There were no further guidelines. The Court of Appeal decided that it was important to send a signal that trafficking in people was "despicable", so it decided to increase Plakici's sentence to 23 years, essentially by having his sentences run consecutively, rather than concurrently, as is usual.
"I don't think it was open to the original trial judge to impose a sentence of 23 years, or anything like it," avers Dr Thomas.
"There was nothing on the statute book, or in the sentencing guidelines or previous Court of Appeal decisions, that indicated it was permissible to do so."
The Government has been eager to reduce judicial discretion on sentencing to a minimum. The result has been a blizzard of legislation that has tried to fix sentences so that judges cannot vary the number of years a criminal spends in prison.
The results, however, have often been at odds with the principle that "the punishment should fit the crime".
As one High Court judge, speaking on condition of anonymity, told The Sunday Telegraph: "Justice requires that I impose a sentence on the basis of the facts I hear about the defendant at his trial.
"Almost all of the criticism of sentences comes from people who have no idea of what those facts are. They would almost certainly change their minds about the sentence if they had actually been in court."
Perhaps learning about "all the circumstances" would reconcile people to single-digit sentences for serial child abusers, for instance - but perhaps it wouldn't.
"The amount we must reduce a sentence for particular mitigating circumstances is all laid down in the sentencing guidelines and in the statutes," explains the judge.
"We have almost no discretion. In most cases, we cannot impose significantly higher sentences even if we want to. Very few of the sentences that strike the public as low for the crime of child abuse are increased significantly, or indeed at all, by the Court of Appeal."
Like most judges, this particular one resents the extent to which recent legislation tries to force him "to act like a slot machine, coming out with a fixed sentence for every crime, without any regard at all to the individual circumstances that define it".
Confusing and sometimes contradictory legislation has also made the judges' task harder.
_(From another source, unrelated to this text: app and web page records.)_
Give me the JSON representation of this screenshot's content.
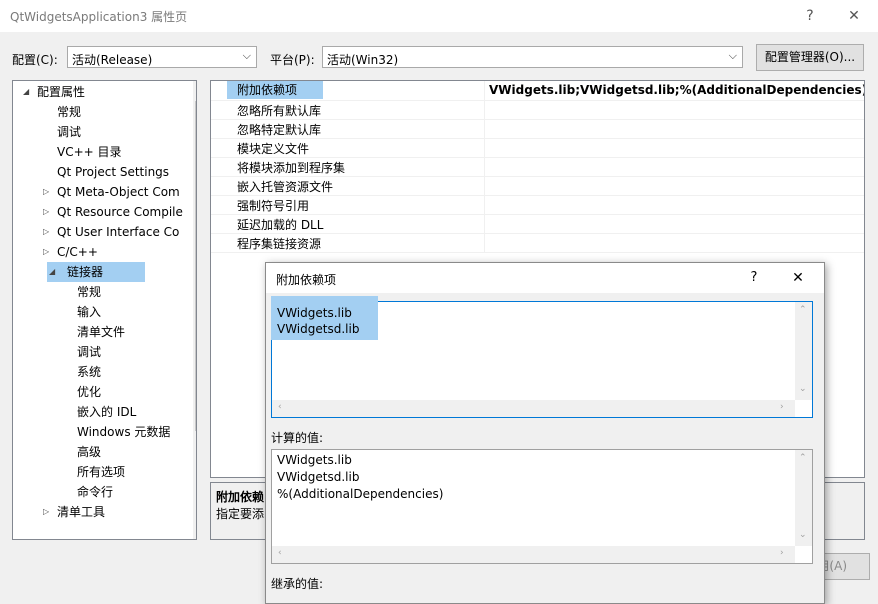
{
  "window": {
    "title": "QtWidgetsApplication3 属性页",
    "help_glyph": "?",
    "close_glyph": "✕"
  },
  "config_row": {
    "config_label": "配置(C):",
    "config_value": "活动(Release)",
    "platform_label": "平台(P):",
    "platform_value": "活动(Win32)",
    "config_manager": "配置管理器(O)..."
  },
  "tree": {
    "items": [
      {
        "label": "配置属性",
        "level": 0,
        "expander": "expanded"
      },
      {
        "label": "常规",
        "level": 1,
        "expander": "none"
      },
      {
        "label": "调试",
        "level": 1,
        "expander": "none"
      },
      {
        "label": "VC++ 目录",
        "level": 1,
        "expander": "none"
      },
      {
        "label": "Qt Project Settings",
        "level": 1,
        "expander": "none"
      },
      {
        "label": "Qt Meta-Object Com",
        "level": 1,
        "expander": "collapsed"
      },
      {
        "label": "Qt Resource Compile",
        "level": 1,
        "expander": "collapsed"
      },
      {
        "label": "Qt User Interface Co",
        "level": 1,
        "expander": "collapsed"
      },
      {
        "label": "C/C++",
        "level": 1,
        "expander": "collapsed"
      },
      {
        "label": "链接器",
        "level": 1,
        "expander": "expanded",
        "selected": true
      },
      {
        "label": "常规",
        "level": 2,
        "expander": "none"
      },
      {
        "label": "输入",
        "level": 2,
        "expander": "none"
      },
      {
        "label": "清单文件",
        "level": 2,
        "expander": "none"
      },
      {
        "label": "调试",
        "level": 2,
        "expander": "none"
      },
      {
        "label": "系统",
        "level": 2,
        "expander": "none"
      },
      {
        "label": "优化",
        "level": 2,
        "expander": "none"
      },
      {
        "label": "嵌入的 IDL",
        "level": 2,
        "expander": "none"
      },
      {
        "label": "Windows 元数据",
        "level": 2,
        "expander": "none"
      },
      {
        "label": "高级",
        "level": 2,
        "expander": "none"
      },
      {
        "label": "所有选项",
        "level": 2,
        "expander": "none"
      },
      {
        "label": "命令行",
        "level": 2,
        "expander": "none"
      },
      {
        "label": "清单工具",
        "level": 1,
        "expander": "collapsed"
      }
    ]
  },
  "grid": {
    "rows": [
      {
        "name": "附加依赖项",
        "value": "VWidgets.lib;VWidgetsd.lib;%(AdditionalDependencies)",
        "selected": true
      },
      {
        "name": "忽略所有默认库",
        "value": ""
      },
      {
        "name": "忽略特定默认库",
        "value": ""
      },
      {
        "name": "模块定义文件",
        "value": ""
      },
      {
        "name": "将模块添加到程序集",
        "value": ""
      },
      {
        "name": "嵌入托管资源文件",
        "value": ""
      },
      {
        "name": "强制符号引用",
        "value": ""
      },
      {
        "name": "延迟加载的 DLL",
        "value": ""
      },
      {
        "name": "程序集链接资源",
        "value": ""
      }
    ]
  },
  "description": {
    "title": "附加依赖",
    "text": "指定要添"
  },
  "apply_button": "用(A)",
  "dialog": {
    "title": "附加依赖项",
    "help_glyph": "?",
    "close_glyph": "✕",
    "edit_lines": [
      "VWidgets.lib",
      "VWidgetsd.lib"
    ],
    "computed_label": "计算的值:",
    "computed_lines": [
      "VWidgets.lib",
      "VWidgetsd.lib",
      "%(AdditionalDependencies)"
    ],
    "inherited_label": "继承的值:"
  },
  "colors": {
    "selection": "#a3cff2",
    "focus_border": "#0078d7"
  }
}
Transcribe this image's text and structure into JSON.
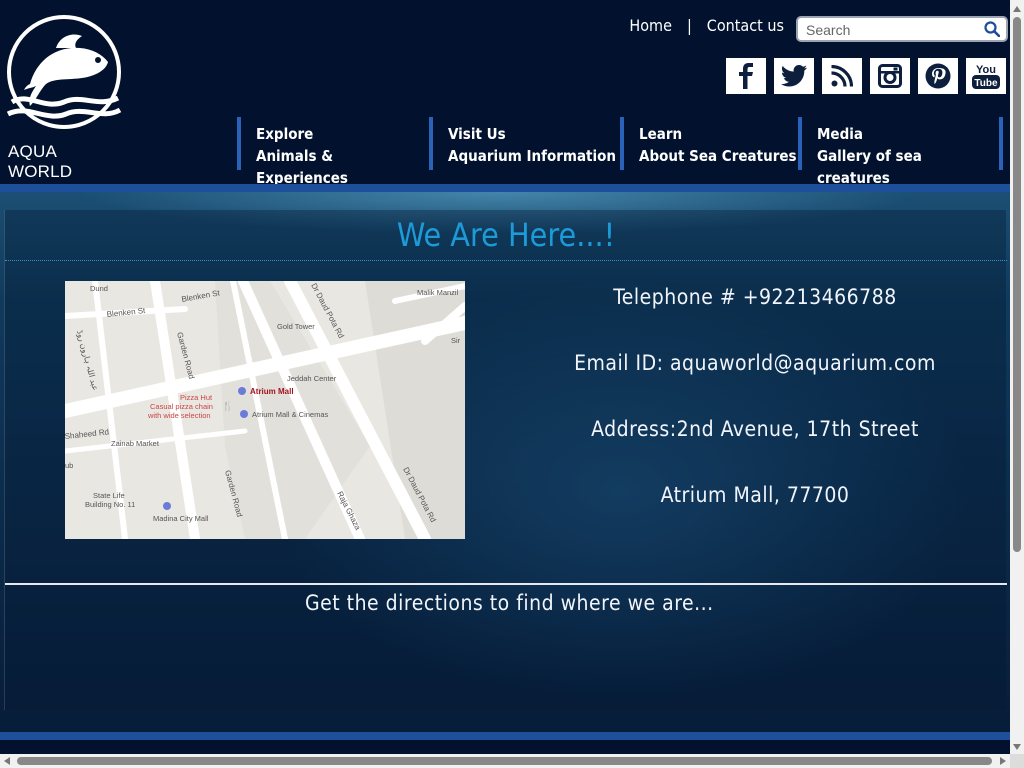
{
  "brand": {
    "logo_text": "AQUA WORLD"
  },
  "top_links": {
    "home": "Home",
    "separator": "|",
    "contact": "Contact us"
  },
  "search": {
    "placeholder": "Search",
    "value": ""
  },
  "socials": [
    "facebook-icon",
    "twitter-icon",
    "rss-icon",
    "instagram-icon",
    "pinterest-icon",
    "youtube-icon"
  ],
  "youtube_label": {
    "top": "You",
    "bottom": "Tube"
  },
  "nav": [
    {
      "title": "Explore",
      "subtitle": "Animals & Experiences"
    },
    {
      "title": "Visit Us",
      "subtitle": "Aquarium Information"
    },
    {
      "title": "Learn",
      "subtitle": "About Sea Creatures"
    },
    {
      "title": "Media",
      "subtitle": "Gallery of sea creatures"
    }
  ],
  "main": {
    "title": "We Are Here...!",
    "contact": {
      "telephone": "Telephone # +92213466788",
      "email": "Email ID: aquaworld@aquarium.com",
      "address": "Address:2nd Avenue, 17th Street",
      "address2": "Atrium Mall, 77700"
    },
    "directions": "Get the directions to find where we are..."
  },
  "map": {
    "labels": {
      "malik_manzil": "Malik Manzil",
      "gold_tower": "Gold Tower",
      "jeddah_center": "Jeddah Center",
      "atrium_mall": "Atrium Mall",
      "atrium_cinemas": "Atrium Mall & Cinemas",
      "pizza_hut": "Pizza Hut",
      "pizza_desc1": "Casual pizza chain",
      "pizza_desc2": "with wide selection",
      "zainab_market": "Zainab Market",
      "state_life1": "State Life",
      "state_life2": "Building No. 11",
      "madina_city": "Madina City Mall",
      "garden_road1": "Garden Road",
      "garden_road2": "Garden Road",
      "daud_pota1": "Dr Daud Pota Rd",
      "daud_pota2": "Dr Daud Pota Rd",
      "raja_ghazanfar": "Raja Ghaza",
      "blenken1": "Blenken St",
      "blenken2": "Blenken St",
      "shaheed_rd": "Shaheed Rd",
      "urdu_road": "عبد اللہ ہارون روڈ",
      "dundas": "Dund",
      "sir": "Sir",
      "hub": "ub"
    }
  },
  "colors": {
    "header_bg": "#02122e",
    "accent_blue": "#1d4f9b",
    "title_blue": "#1d9ad8"
  }
}
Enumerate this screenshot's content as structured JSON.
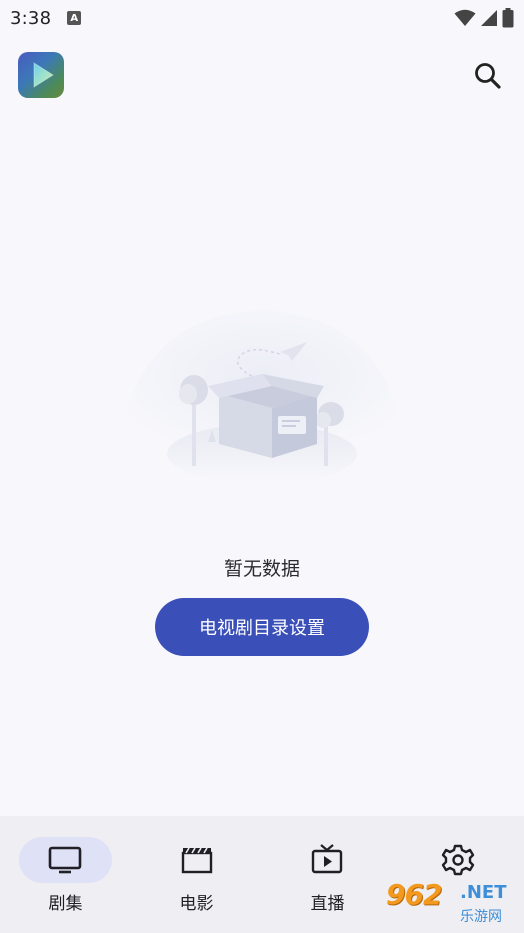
{
  "status_bar": {
    "time": "3:38",
    "notification_icon_letter": "A",
    "icons": [
      "wifi-icon",
      "cellular-signal-icon",
      "battery-icon"
    ]
  },
  "app_bar": {
    "logo_icon": "play-logo-icon",
    "search_icon": "search-icon"
  },
  "empty_state": {
    "illustration": "empty-box-illustration",
    "message": "暂无数据",
    "button_label": "电视剧目录设置"
  },
  "colors": {
    "accent": "#3a4fb8",
    "nav_active_pill": "#dfe1f7",
    "background": "#f8f8fc",
    "nav_background": "#eeeef3"
  },
  "bottom_nav": {
    "items": [
      {
        "label": "剧集",
        "icon": "tv-icon",
        "active": true
      },
      {
        "label": "电影",
        "icon": "movie-clapper-icon",
        "active": false
      },
      {
        "label": "直播",
        "icon": "live-tv-icon",
        "active": false
      },
      {
        "label": "",
        "icon": "settings-gear-icon",
        "active": false
      }
    ]
  },
  "watermark": {
    "main": "962",
    "net": ".NET",
    "sub": "乐游网"
  }
}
For instance, the Criminal and Justice Court Services Act of 2000 contained dozens of provisions affecting sentencing.
One of them required courts to send anyone found to be in breach of a community service order or of the terms of his probation straight to prison. It was on the statute book - but it was never enacted.
Three years later, that provision was repealed by the Criminal Justice Act, which contained a new set of rules for sentencing.
The Government has on occasion realised that its attempt to eliminate judicial discretion can backfire. The most famous example was when Labour introduced the "two strikes" law, passed by the Tories, under which a man convicted for a second "serious sexual or violent offence" had to be given a life sentence.
This led to a man being given a life sentence for robbing a shop with a banana: the fruit was used as an imitation firearm, and in the eyes of the law the robbery was therefore a "serious violent offence".
As the man already had a conviction for a violent robbery, the judge was forced to give him life.
The way the judges have found to get round the mandatory life sentence for a second serious offence is to impose a life sentence, but to stipulate that only a term of a few years, and sometimes only a few months, has to be served.
Many such sentences have been imposed. Few have been increased by the Court of Appeal.
"When people are outraged by sentences from judges," explains Dr Thomas, "what they are usually actually reacting to is not what the individual judge has done. They are expressing their outrage at the whole framework of sentencing as it exists in Britain today."
Whether that is too "soft" or "pathetic" is, of course, the subject of intense debate. "But, in criticising the judges for it," says Dr Thomas, "you're really just shooting the messenger.
"The responsibility for that framework lies with the Government. It doesn't lie with the judges - they just implement it."